ABC is launching a series called “Speechless,” which features a family raising a child who has special needs and is nonverbal. Executive producer Scott Silveri recently shared that the series should not be viewed as the “disability show” but, rather, a series about a real family.
Federal guidelines target needs of homeless students
The Department of Education issued new guidelines about how states and school districts should meet the needs of homeless students.
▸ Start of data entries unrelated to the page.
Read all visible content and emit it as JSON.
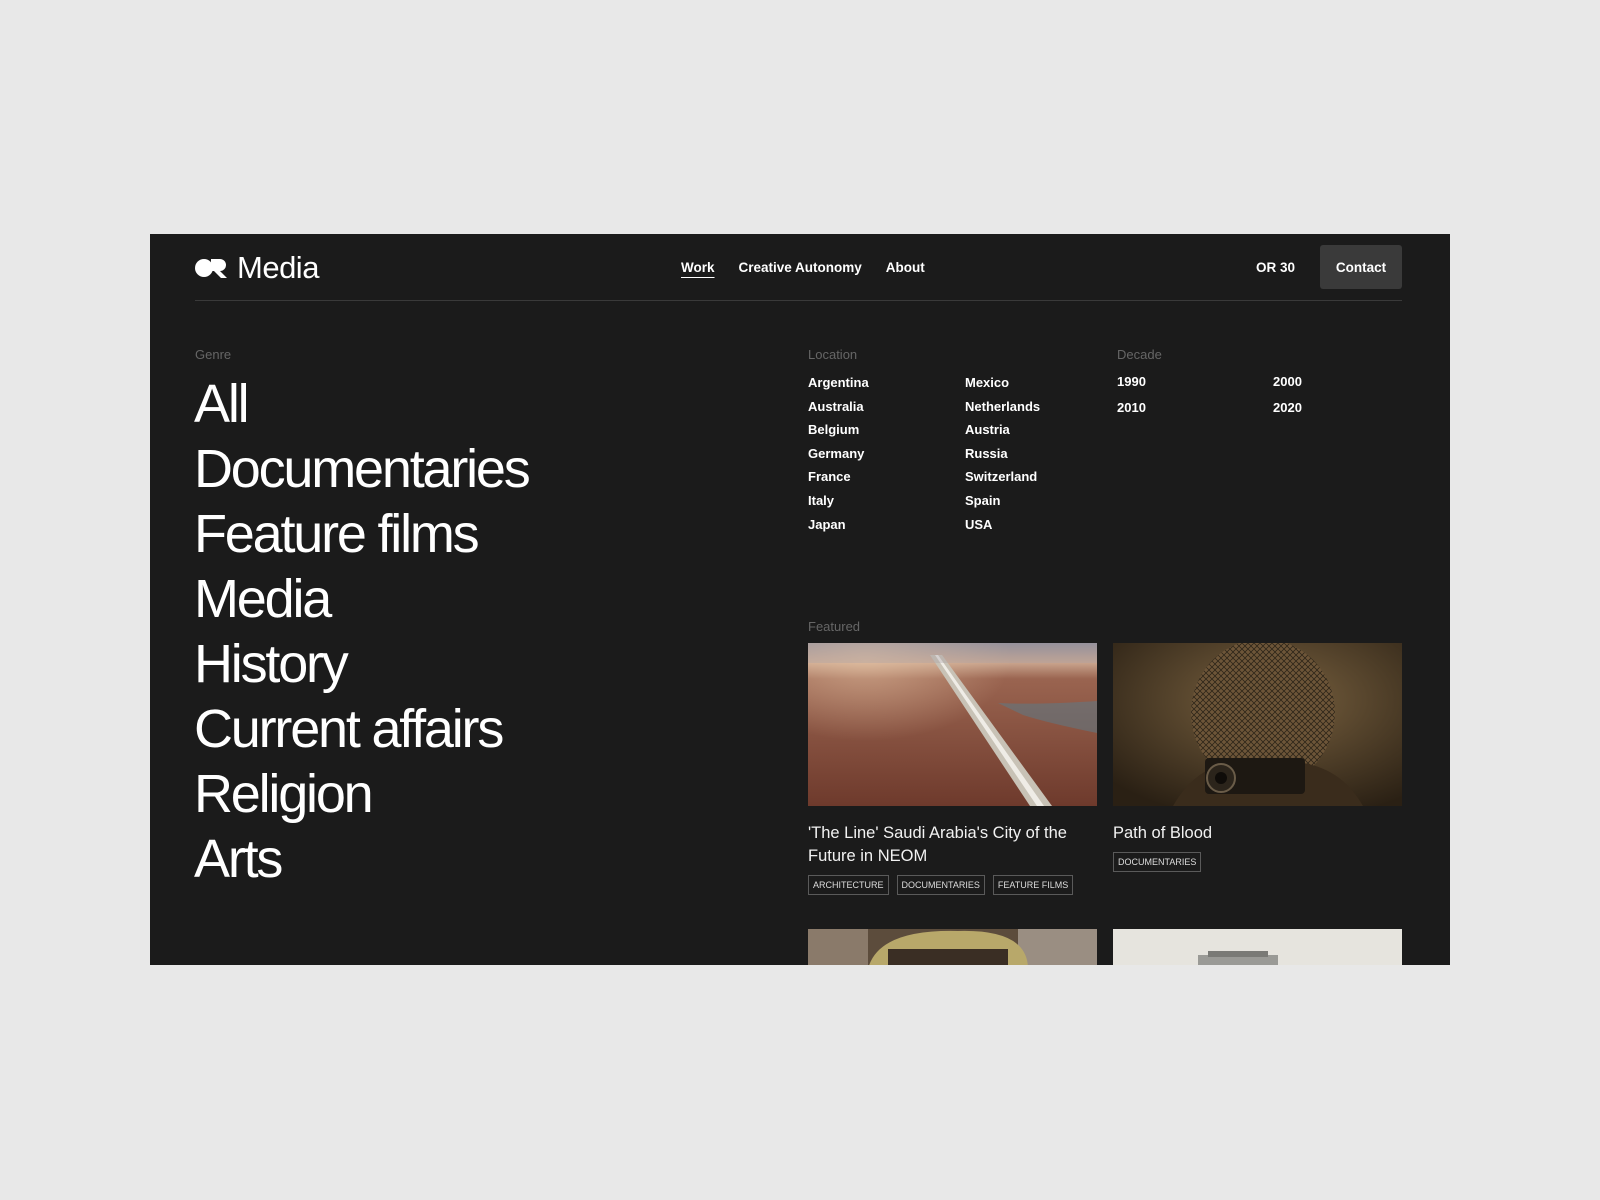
{
  "brand": {
    "name": "Media"
  },
  "nav": {
    "items": [
      {
        "label": "Work",
        "active": true
      },
      {
        "label": "Creative Autonomy",
        "active": false
      },
      {
        "label": "About",
        "active": false
      }
    ]
  },
  "header": {
    "or30_label": "OR 30",
    "contact_label": "Contact"
  },
  "genre": {
    "label": "Genre",
    "items": [
      "All",
      "Documentaries",
      "Feature films",
      "Media",
      "History",
      "Current affairs",
      "Religion",
      "Arts"
    ]
  },
  "location": {
    "label": "Location",
    "items": [
      "Argentina",
      "Australia",
      "Belgium",
      "Germany",
      "France",
      "Italy",
      "Japan",
      "Mexico",
      "Netherlands",
      "Austria",
      "Russia",
      "Switzerland",
      "Spain",
      "USA"
    ]
  },
  "decade": {
    "label": "Decade",
    "items": [
      "1990",
      "2000",
      "2010",
      "2020"
    ]
  },
  "featured": {
    "label": "Featured",
    "cards": [
      {
        "title": "'The Line' Saudi Arabia's City of the Future in NEOM",
        "tags": [
          "Architecture",
          "Documentaries",
          "Feature films"
        ]
      },
      {
        "title": "Path of Blood",
        "tags": [
          "Documentaries"
        ]
      }
    ]
  },
  "colors": {
    "frame_bg": "#1b1b1b",
    "page_bg": "#e8e8e8",
    "contact_bg": "#3a3a3a"
  }
}
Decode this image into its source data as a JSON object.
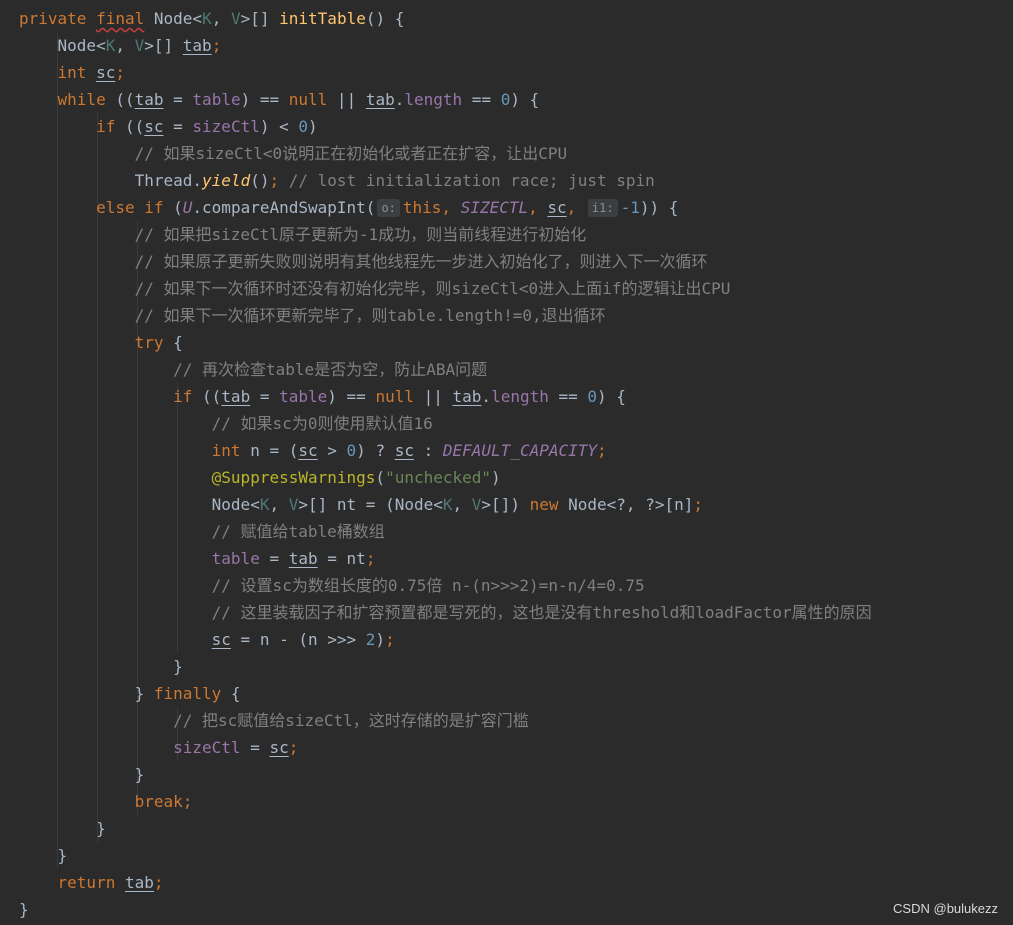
{
  "code": {
    "l1": {
      "private": "private",
      "final": "final",
      "node": "Node",
      "lt": "<",
      "k": "K",
      "comma": ", ",
      "v": "V",
      "gt_arr": ">[] ",
      "method": "initTable",
      "tail": "() {"
    },
    "l2": {
      "node": "Node",
      "lt": "<",
      "k": "K",
      "comma": ", ",
      "v": "V",
      "gt_arr": ">[] ",
      "tab": "tab",
      "semi": ";"
    },
    "l3": {
      "int": "int",
      "sp": " ",
      "sc": "sc",
      "semi": ";"
    },
    "l4": {
      "while": "while",
      "open": " ((",
      "tab": "tab",
      "eq": " = ",
      "table": "table",
      "cmp": ") == ",
      "null": "null",
      "or": " || ",
      "tab2": "tab",
      "dot": ".",
      "length": "length",
      "eqeq": " == ",
      "zero": "0",
      "close": ") {"
    },
    "l5": {
      "if": "if",
      "open": " ((",
      "sc": "sc",
      "eq": " = ",
      "sizectl": "sizeCtl",
      "lt": ") < ",
      "zero": "0",
      "close": ")"
    },
    "l6": {
      "comment": "// 如果sizeCtl<0说明正在初始化或者正在扩容，让出CPU"
    },
    "l7": {
      "thread": "Thread.",
      "yield": "yield",
      "call": "()",
      "semi": ";",
      "comment": " // lost initialization race; just spin"
    },
    "l8": {
      "else_if": "else if",
      "open": " (",
      "u": "U",
      "cas": ".compareAndSwapInt(",
      "hint_o": "o:",
      "this": "this",
      "comma": ", ",
      "sizectl_const": "SIZECTL",
      "comma2": ", ",
      "sc": "sc",
      "comma3": ", ",
      "hint_i1": "i1:",
      "minus_one": "-1",
      "close": ")) {"
    },
    "l9": {
      "comment": "// 如果把sizeCtl原子更新为-1成功，则当前线程进行初始化"
    },
    "l10": {
      "comment": "// 如果原子更新失败则说明有其他线程先一步进入初始化了，则进入下一次循环"
    },
    "l11": {
      "comment": "// 如果下一次循环时还没有初始化完毕，则sizeCtl<0进入上面if的逻辑让出CPU"
    },
    "l12": {
      "comment": "// 如果下一次循环更新完毕了，则table.length!=0,退出循环"
    },
    "l13": {
      "try": "try",
      "brace": " {"
    },
    "l14": {
      "comment": "// 再次检查table是否为空，防止ABA问题"
    },
    "l15": {
      "if": "if",
      "open": " ((",
      "tab": "tab",
      "eq": " = ",
      "table": "table",
      "cmp": ") == ",
      "null": "null",
      "or": " || ",
      "tab2": "tab",
      "dot": ".",
      "length": "length",
      "eqeq": " == ",
      "zero": "0",
      "close": ") {"
    },
    "l16": {
      "comment": "// 如果sc为0则使用默认值16"
    },
    "l17": {
      "int": "int",
      "n_eq": " n = (",
      "sc": "sc",
      "gt": " > ",
      "zero": "0",
      "tern": ") ? ",
      "sc2": "sc",
      "colon": " : ",
      "default_cap": "DEFAULT_CAPACITY",
      "semi": ";"
    },
    "l18": {
      "annotation": "@SuppressWarnings",
      "open": "(",
      "str": "\"unchecked\"",
      "close": ")"
    },
    "l19": {
      "node": "Node",
      "lt": "<",
      "k": "K",
      "comma": ", ",
      "v": "V",
      "gt_arr": ">[] nt = (Node<",
      "k2": "K",
      "comma2": ", ",
      "v2": "V",
      "cast_close": ">[]) ",
      "new": "new",
      "rest": " Node<?, ?>[n]",
      "semi": ";"
    },
    "l20": {
      "comment": "// 赋值给table桶数组"
    },
    "l21": {
      "table": "table",
      "eq": " = ",
      "tab": "tab",
      "rest": " = nt",
      "semi": ";"
    },
    "l22": {
      "comment": "// 设置sc为数组长度的0.75倍 n-(n>>>2)=n-n/4=0.75"
    },
    "l23": {
      "comment": "// 这里装载因子和扩容预置都是写死的，这也是没有threshold和loadFactor属性的原因"
    },
    "l24": {
      "sc": "sc",
      "rest": " = n - (n >>> ",
      "two": "2",
      "close": ")",
      "semi": ";"
    },
    "l25": {
      "brace": "}"
    },
    "l26": {
      "brace": "} ",
      "finally": "finally",
      "open": " {"
    },
    "l27": {
      "comment": "// 把sc赋值给sizeCtl，这时存储的是扩容门槛"
    },
    "l28": {
      "sizectl": "sizeCtl",
      "eq": " = ",
      "sc": "sc",
      "semi": ";"
    },
    "l29": {
      "brace": "}"
    },
    "l30": {
      "break": "break",
      "semi": ";"
    },
    "l31": {
      "brace": "}"
    },
    "l32": {
      "brace": "}"
    },
    "l33": {
      "return": "return",
      "sp": " ",
      "tab": "tab",
      "semi": ";"
    },
    "l34": {
      "brace": "}"
    }
  },
  "watermark": "CSDN @bulukezz"
}
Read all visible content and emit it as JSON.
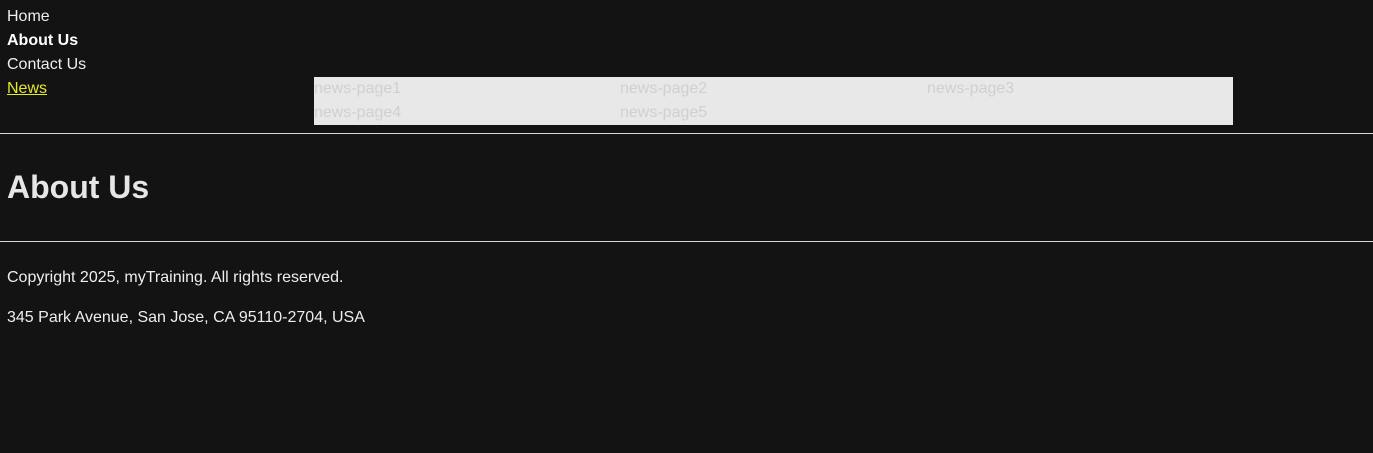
{
  "nav": {
    "items": [
      {
        "label": "Home"
      },
      {
        "label": "About Us"
      },
      {
        "label": "Contact Us"
      },
      {
        "label": "News"
      }
    ],
    "news_submenu": [
      {
        "label": "news-page1"
      },
      {
        "label": "news-page2"
      },
      {
        "label": "news-page3"
      },
      {
        "label": "news-page4"
      },
      {
        "label": "news-page5"
      }
    ]
  },
  "main": {
    "title": "About Us"
  },
  "footer": {
    "copyright": "Copyright 2025, myTraining. All rights reserved.",
    "address": "345 Park Avenue, San Jose, CA 95110-2704, USA"
  },
  "colors": {
    "background": "#131313",
    "text": "#eeeeee",
    "news_link_hover": "#e7e72a",
    "dropdown_background": "#e8e8e8"
  }
}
As part of the Every Student Succeeds Act, the guidelines address how homeless students are identified and how schools and social service providers can collaborate to help them.
Social workers find, help homeless people under Missouri program
“Homeless and living in a well-worn minivan on a shopping center parking lot where he works, Kevin Wolden was dealing with mental health issues stemming from some rough patches in his life.” A new outreach program in St. Charles, Mo., provides homeless people with health checkups and help with housing and other needs. Social workers canvas the community to find homeless people in need of help, both at common sites and hidden locations.
Report: Veteran Homelessness Has Dropped By Nearly 50% Since 2010
“On a given night in January, there were fewer than 40,000 homeless veterans, according to the country’s annual Point-in-Time count. That marked a 47 percent decrease since the same count was conducted six years prior.”